RECORDS PROVIDED section start
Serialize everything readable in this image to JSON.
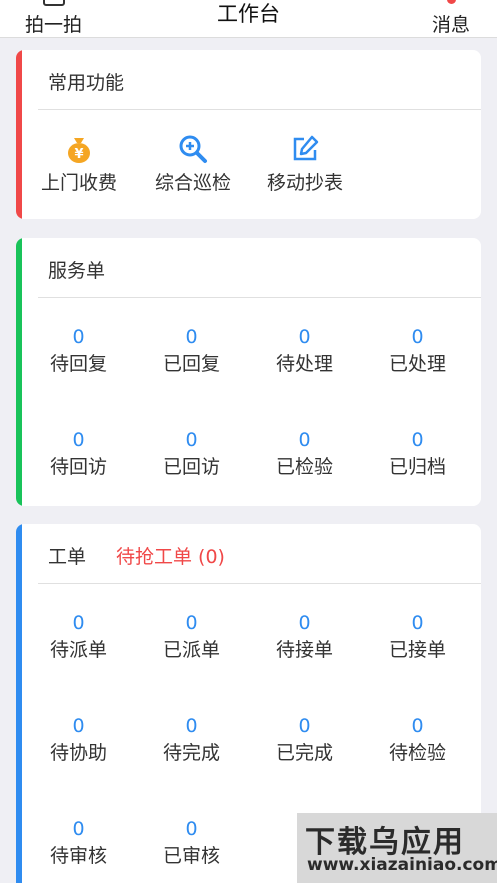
{
  "header": {
    "left_label": "拍一拍",
    "title": "工作台",
    "right_label": "消息"
  },
  "common": {
    "title": "常用功能",
    "items": [
      {
        "label": "上门收费",
        "icon": "money-bag-icon"
      },
      {
        "label": "综合巡检",
        "icon": "zoom-in-icon"
      },
      {
        "label": "移动抄表",
        "icon": "edit-icon"
      }
    ]
  },
  "service": {
    "title": "服务单",
    "items": [
      {
        "count": "0",
        "label": "待回复"
      },
      {
        "count": "0",
        "label": "已回复"
      },
      {
        "count": "0",
        "label": "待处理"
      },
      {
        "count": "0",
        "label": "已处理"
      },
      {
        "count": "0",
        "label": "待回访"
      },
      {
        "count": "0",
        "label": "已回访"
      },
      {
        "count": "0",
        "label": "已检验"
      },
      {
        "count": "0",
        "label": "已归档"
      }
    ]
  },
  "work": {
    "title": "工单",
    "grab_label": "待抢工单 (0)",
    "items": [
      {
        "count": "0",
        "label": "待派单"
      },
      {
        "count": "0",
        "label": "已派单"
      },
      {
        "count": "0",
        "label": "待接单"
      },
      {
        "count": "0",
        "label": "已接单"
      },
      {
        "count": "0",
        "label": "待协助"
      },
      {
        "count": "0",
        "label": "待完成"
      },
      {
        "count": "0",
        "label": "已完成"
      },
      {
        "count": "0",
        "label": "待检验"
      },
      {
        "count": "0",
        "label": "待审核"
      },
      {
        "count": "0",
        "label": "已审核"
      }
    ]
  },
  "watermark": {
    "line1": "下载乌应用",
    "line2": "www.xiazainiao.com"
  },
  "colors": {
    "accent_red": "#f04848",
    "accent_green": "#19c35a",
    "accent_blue": "#2f8cf0",
    "icon_orange": "#f5a623",
    "number_blue": "#2f8cf0"
  }
}
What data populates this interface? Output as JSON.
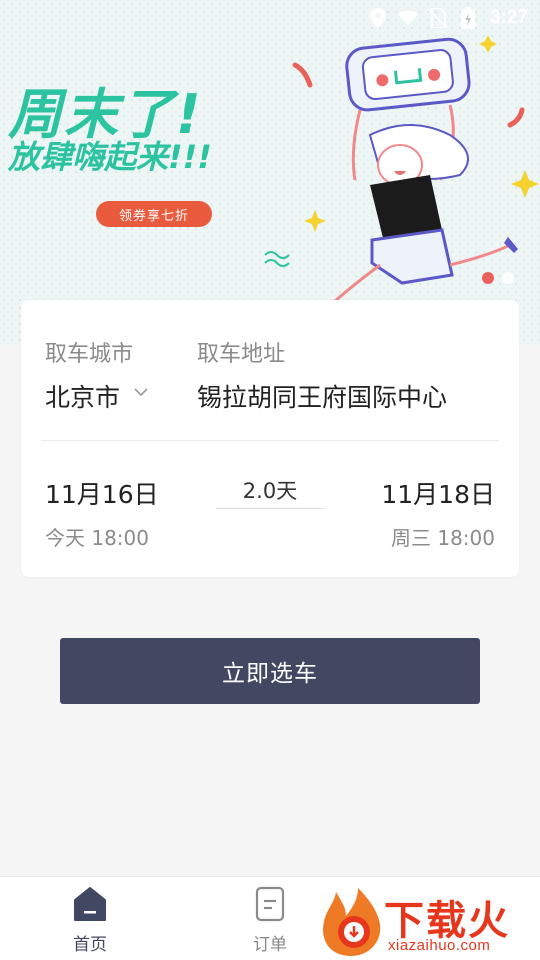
{
  "status_bar": {
    "time": "3:27"
  },
  "banner": {
    "headline": "周末了!",
    "subheadline": "放肆嗨起来!!!",
    "coupon": "领券享七折",
    "slide_count": 2,
    "active_slide": 1,
    "colors": {
      "headline": "#2cc3a0",
      "coupon": "#ea5b3d"
    }
  },
  "booking": {
    "city_label": "取车城市",
    "city_value": "北京市",
    "address_label": "取车地址",
    "address_value": "锡拉胡同王府国际中心",
    "pickup_date": "11月16日",
    "pickup_time": "今天 18:00",
    "duration": "2.0天",
    "return_date": "11月18日",
    "return_time": "周三 18:00"
  },
  "cta": {
    "label": "立即选车",
    "color": "#434862"
  },
  "tabbar": {
    "items": [
      {
        "label": "首页",
        "icon": "home-icon",
        "active": true
      },
      {
        "label": "订单",
        "icon": "order-icon",
        "active": false
      }
    ]
  },
  "watermark": {
    "text": "下载火",
    "sub": "xiazaihuo.com"
  }
}
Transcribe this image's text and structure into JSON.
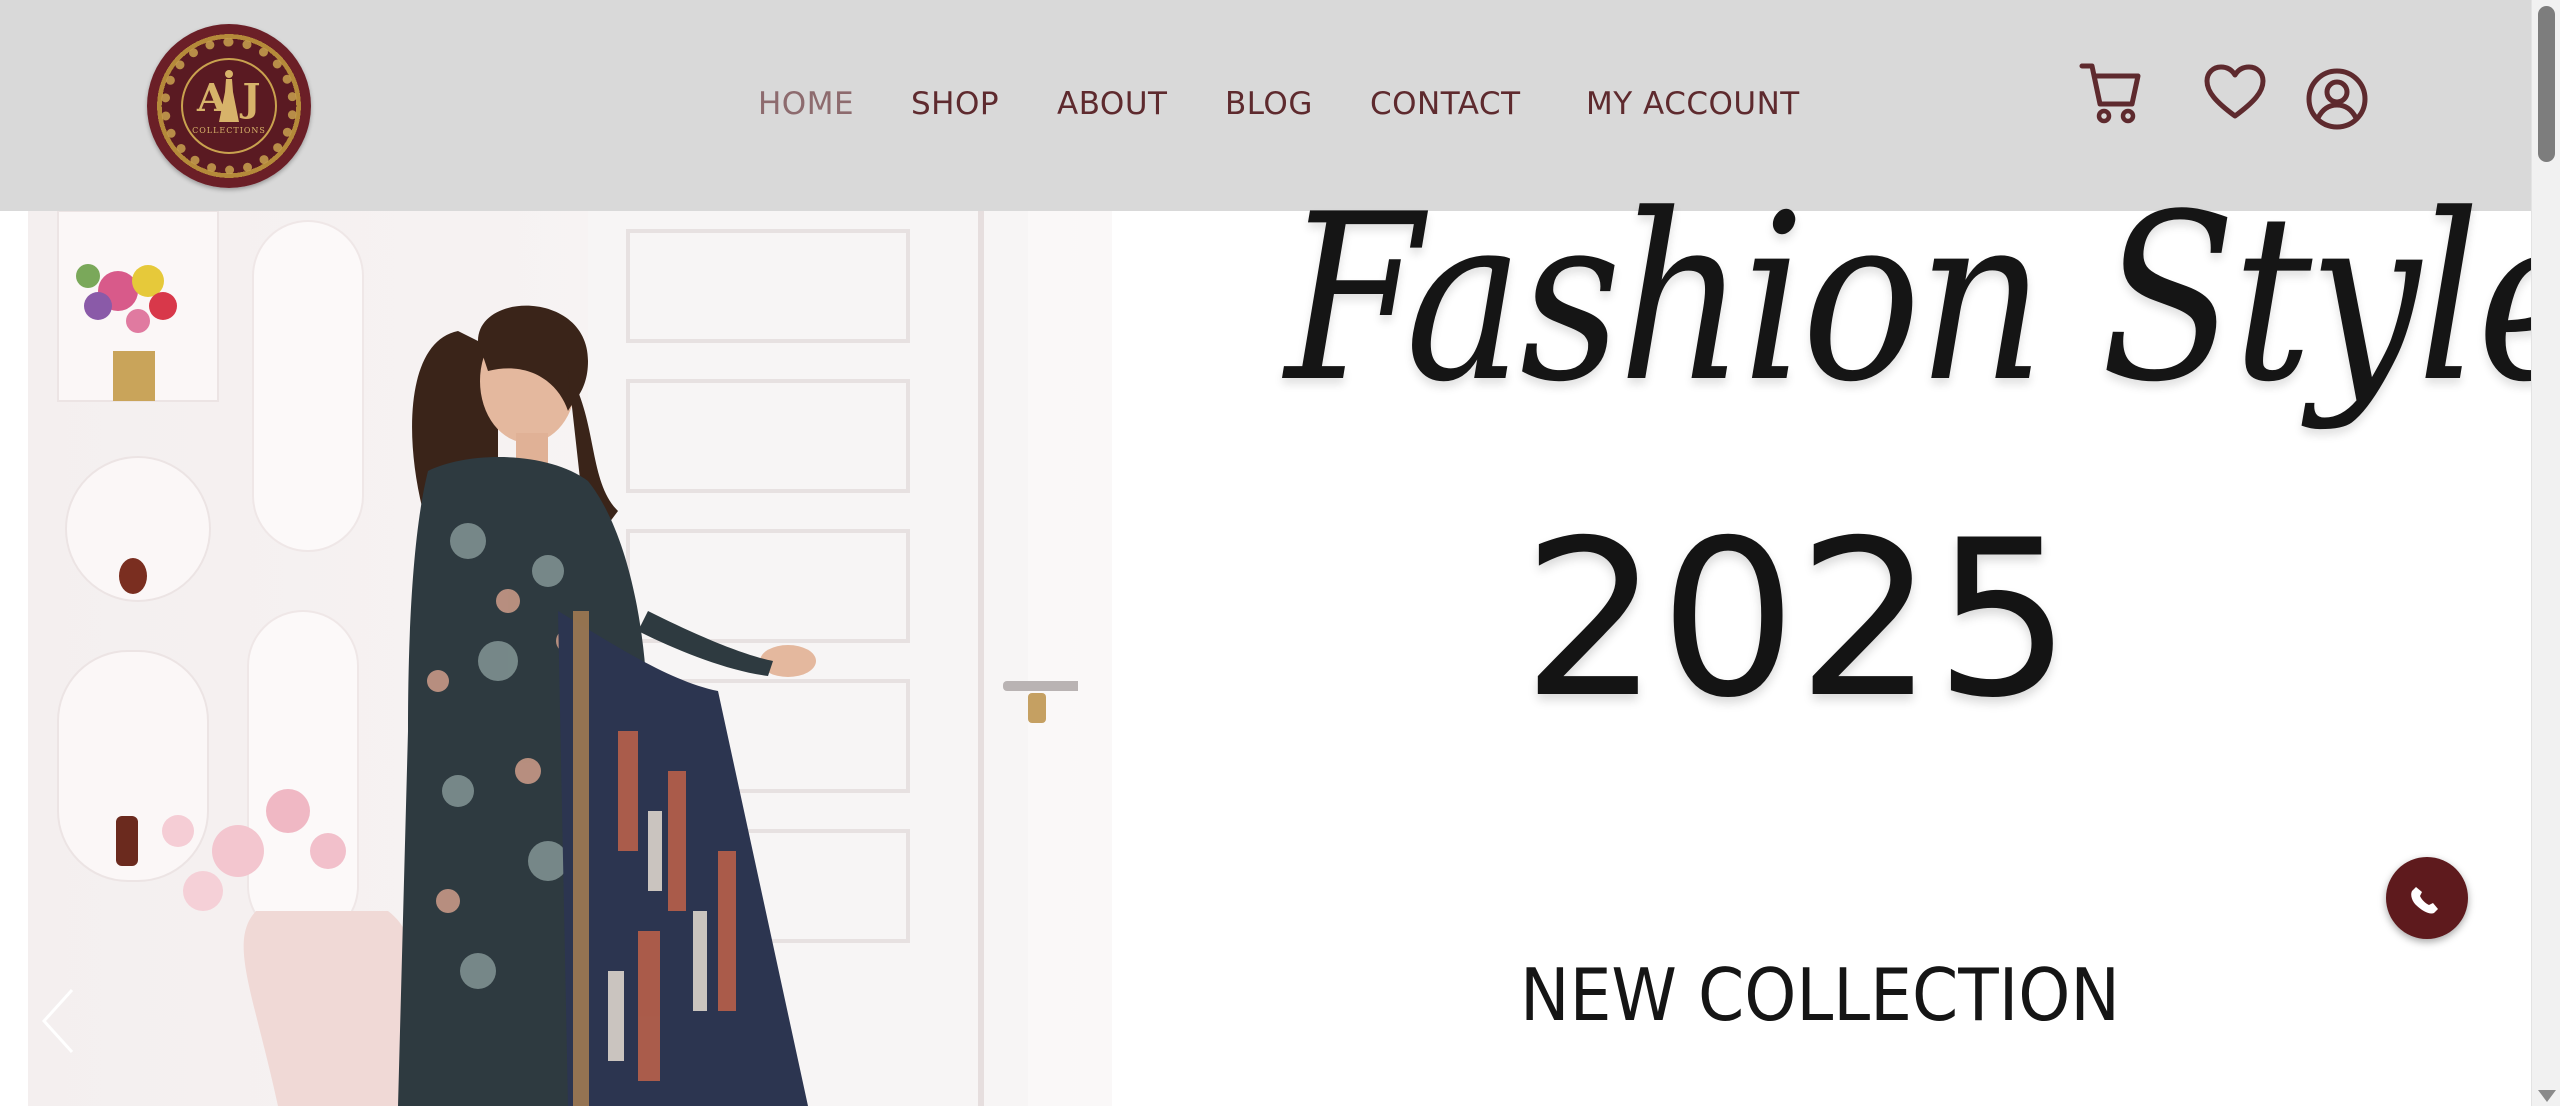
{
  "brand": {
    "logo_letters": "AJ",
    "logo_subtitle": "COLLECTIONS"
  },
  "nav": {
    "items": [
      {
        "label": "HOME",
        "active": true
      },
      {
        "label": "SHOP",
        "active": false
      },
      {
        "label": "ABOUT",
        "active": false
      },
      {
        "label": "BLOG",
        "active": false
      },
      {
        "label": "CONTACT",
        "active": false
      },
      {
        "label": "MY ACCOUNT",
        "active": false
      }
    ]
  },
  "header_icons": [
    "cart-icon",
    "heart-icon",
    "user-account-icon"
  ],
  "hero": {
    "script_title": "Fashion Style",
    "year": "2025",
    "subtitle": "NEW COLLECTION"
  },
  "floating": {
    "call_icon": "phone-icon"
  },
  "colors": {
    "header_bg": "#d9d9d9",
    "brand_maroon": "#5e2a2e",
    "nav_active": "#8d6b6e",
    "call_button": "#5e1a1d"
  }
}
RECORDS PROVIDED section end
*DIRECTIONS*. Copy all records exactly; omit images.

*ANSWER SECTION*.
Serialize everything readable in this image to JSON.
{
  "header": {
    "left_label": "拍一拍",
    "title": "工作台",
    "right_label": "消息"
  },
  "common": {
    "title": "常用功能",
    "items": [
      {
        "label": "上门收费",
        "icon": "money-bag-icon"
      },
      {
        "label": "综合巡检",
        "icon": "zoom-in-icon"
      },
      {
        "label": "移动抄表",
        "icon": "edit-icon"
      }
    ]
  },
  "service": {
    "title": "服务单",
    "items": [
      {
        "count": "0",
        "label": "待回复"
      },
      {
        "count": "0",
        "label": "已回复"
      },
      {
        "count": "0",
        "label": "待处理"
      },
      {
        "count": "0",
        "label": "已处理"
      },
      {
        "count": "0",
        "label": "待回访"
      },
      {
        "count": "0",
        "label": "已回访"
      },
      {
        "count": "0",
        "label": "已检验"
      },
      {
        "count": "0",
        "label": "已归档"
      }
    ]
  },
  "work": {
    "title": "工单",
    "grab_label": "待抢工单 (0)",
    "items": [
      {
        "count": "0",
        "label": "待派单"
      },
      {
        "count": "0",
        "label": "已派单"
      },
      {
        "count": "0",
        "label": "待接单"
      },
      {
        "count": "0",
        "label": "已接单"
      },
      {
        "count": "0",
        "label": "待协助"
      },
      {
        "count": "0",
        "label": "待完成"
      },
      {
        "count": "0",
        "label": "已完成"
      },
      {
        "count": "0",
        "label": "待检验"
      },
      {
        "count": "0",
        "label": "待审核"
      },
      {
        "count": "0",
        "label": "已审核"
      }
    ]
  },
  "watermark": {
    "line1": "下载乌应用",
    "line2": "www.xiazainiao.com"
  },
  "colors": {
    "accent_red": "#f04848",
    "accent_green": "#19c35a",
    "accent_blue": "#2f8cf0",
    "icon_orange": "#f5a623",
    "number_blue": "#2f8cf0"
  }
}
What data populates this interface? Output as JSON.
{
  "status_bar": {
    "time": "3:27"
  },
  "banner": {
    "headline": "周末了!",
    "subheadline": "放肆嗨起来!!!",
    "coupon": "领券享七折",
    "slide_count": 2,
    "active_slide": 1,
    "colors": {
      "headline": "#2cc3a0",
      "coupon": "#ea5b3d"
    }
  },
  "booking": {
    "city_label": "取车城市",
    "city_value": "北京市",
    "address_label": "取车地址",
    "address_value": "锡拉胡同王府国际中心",
    "pickup_date": "11月16日",
    "pickup_time": "今天 18:00",
    "duration": "2.0天",
    "return_date": "11月18日",
    "return_time": "周三 18:00"
  },
  "cta": {
    "label": "立即选车",
    "color": "#434862"
  },
  "tabbar": {
    "items": [
      {
        "label": "首页",
        "icon": "home-icon",
        "active": true
      },
      {
        "label": "订单",
        "icon": "order-icon",
        "active": false
      }
    ]
  },
  "watermark": {
    "text": "下载火",
    "sub": "xiazaihuo.com"
  }
}
Transcribe this image's text and structure into JSON.
{
  "brand": {
    "logo_letters": "AJ",
    "logo_subtitle": "COLLECTIONS"
  },
  "nav": {
    "items": [
      {
        "label": "HOME",
        "active": true
      },
      {
        "label": "SHOP",
        "active": false
      },
      {
        "label": "ABOUT",
        "active": false
      },
      {
        "label": "BLOG",
        "active": false
      },
      {
        "label": "CONTACT",
        "active": false
      },
      {
        "label": "MY ACCOUNT",
        "active": false
      }
    ]
  },
  "header_icons": [
    "cart-icon",
    "heart-icon",
    "user-account-icon"
  ],
  "hero": {
    "script_title": "Fashion Style",
    "year": "2025",
    "subtitle": "NEW COLLECTION"
  },
  "floating": {
    "call_icon": "phone-icon"
  },
  "colors": {
    "header_bg": "#d9d9d9",
    "brand_maroon": "#5e2a2e",
    "nav_active": "#8d6b6e",
    "call_button": "#5e1a1d"
  }
}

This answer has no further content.